In Oakland, all officers are now issued small cameras to wear on their uniforms that record every interaction an officer has with the public. In the case of both Carpenter and Harding, such equipment would likely provide answers to what actually transpired, but Dangerfield said the SFPD has no plans to follow Oakland’s lead.
“I know the chief of police has said he is looking into cameras for officers who do plain clothes assignments and warrant arrests and things like that. For the general patrol force, at this point, that’s not the case,” Dangerfield said. “There are some officers who do carry their own. … There’s no rule that says that can’t be done.”

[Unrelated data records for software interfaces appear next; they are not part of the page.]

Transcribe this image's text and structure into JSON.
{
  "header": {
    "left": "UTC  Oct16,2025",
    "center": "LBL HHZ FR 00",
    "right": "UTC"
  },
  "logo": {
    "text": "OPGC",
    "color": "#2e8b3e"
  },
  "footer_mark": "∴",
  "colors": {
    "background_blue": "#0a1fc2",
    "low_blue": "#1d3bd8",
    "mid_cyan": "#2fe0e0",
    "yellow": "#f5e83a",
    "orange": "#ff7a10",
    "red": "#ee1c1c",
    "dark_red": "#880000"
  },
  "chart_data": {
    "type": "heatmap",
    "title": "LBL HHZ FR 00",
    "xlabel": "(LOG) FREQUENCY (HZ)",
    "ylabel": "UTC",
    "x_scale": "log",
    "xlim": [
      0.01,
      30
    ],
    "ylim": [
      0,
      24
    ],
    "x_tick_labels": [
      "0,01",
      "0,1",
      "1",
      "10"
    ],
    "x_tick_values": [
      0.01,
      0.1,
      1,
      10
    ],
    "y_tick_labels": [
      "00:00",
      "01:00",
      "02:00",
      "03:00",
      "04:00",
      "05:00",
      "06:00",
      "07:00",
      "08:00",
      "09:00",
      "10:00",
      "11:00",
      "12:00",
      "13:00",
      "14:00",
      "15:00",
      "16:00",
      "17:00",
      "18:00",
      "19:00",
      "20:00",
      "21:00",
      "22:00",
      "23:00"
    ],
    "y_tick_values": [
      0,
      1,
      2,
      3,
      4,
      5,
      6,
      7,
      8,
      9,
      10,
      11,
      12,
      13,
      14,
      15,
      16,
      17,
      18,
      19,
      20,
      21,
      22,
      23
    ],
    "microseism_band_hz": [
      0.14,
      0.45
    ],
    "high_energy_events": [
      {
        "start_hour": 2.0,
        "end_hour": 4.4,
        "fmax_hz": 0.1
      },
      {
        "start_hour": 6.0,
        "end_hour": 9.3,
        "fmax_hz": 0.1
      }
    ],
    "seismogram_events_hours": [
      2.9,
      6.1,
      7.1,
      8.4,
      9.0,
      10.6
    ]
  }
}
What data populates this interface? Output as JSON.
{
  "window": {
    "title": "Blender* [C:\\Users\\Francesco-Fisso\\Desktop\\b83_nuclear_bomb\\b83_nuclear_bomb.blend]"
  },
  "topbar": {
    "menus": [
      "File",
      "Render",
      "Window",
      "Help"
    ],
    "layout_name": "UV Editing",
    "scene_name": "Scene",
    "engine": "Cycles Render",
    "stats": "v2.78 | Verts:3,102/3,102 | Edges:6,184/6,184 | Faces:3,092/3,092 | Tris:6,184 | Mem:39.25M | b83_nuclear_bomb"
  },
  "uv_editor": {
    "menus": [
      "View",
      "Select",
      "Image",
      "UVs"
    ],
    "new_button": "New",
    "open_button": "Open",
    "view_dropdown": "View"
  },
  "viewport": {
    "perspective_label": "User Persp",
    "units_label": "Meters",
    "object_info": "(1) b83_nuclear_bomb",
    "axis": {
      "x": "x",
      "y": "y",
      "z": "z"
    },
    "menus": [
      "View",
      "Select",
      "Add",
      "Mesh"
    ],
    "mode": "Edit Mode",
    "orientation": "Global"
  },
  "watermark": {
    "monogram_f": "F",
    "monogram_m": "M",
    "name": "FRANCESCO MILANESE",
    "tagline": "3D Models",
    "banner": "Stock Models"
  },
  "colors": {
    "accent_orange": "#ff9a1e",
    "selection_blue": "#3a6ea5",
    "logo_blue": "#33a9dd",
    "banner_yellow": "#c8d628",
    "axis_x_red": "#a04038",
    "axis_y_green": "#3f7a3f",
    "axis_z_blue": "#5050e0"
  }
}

Josh Wolf, a freelance journalist and documentary filmmaker, is a recent graduate of the UC Berkeley Graduate School of Journalism with an emphasis in documentary film production. Wolf spent 226 days in a federal detention center defending the “reporter’s privilege” after the FBI demanded his source material and called on him to testify before a federal grand jury about a protest he filmed in San Francisco. He can be reached at firstname.lastname@example.org. This story was written for and originally appeared in the San Francisco Bay Guardian. It is reprinted with the Guardian’s kind permission.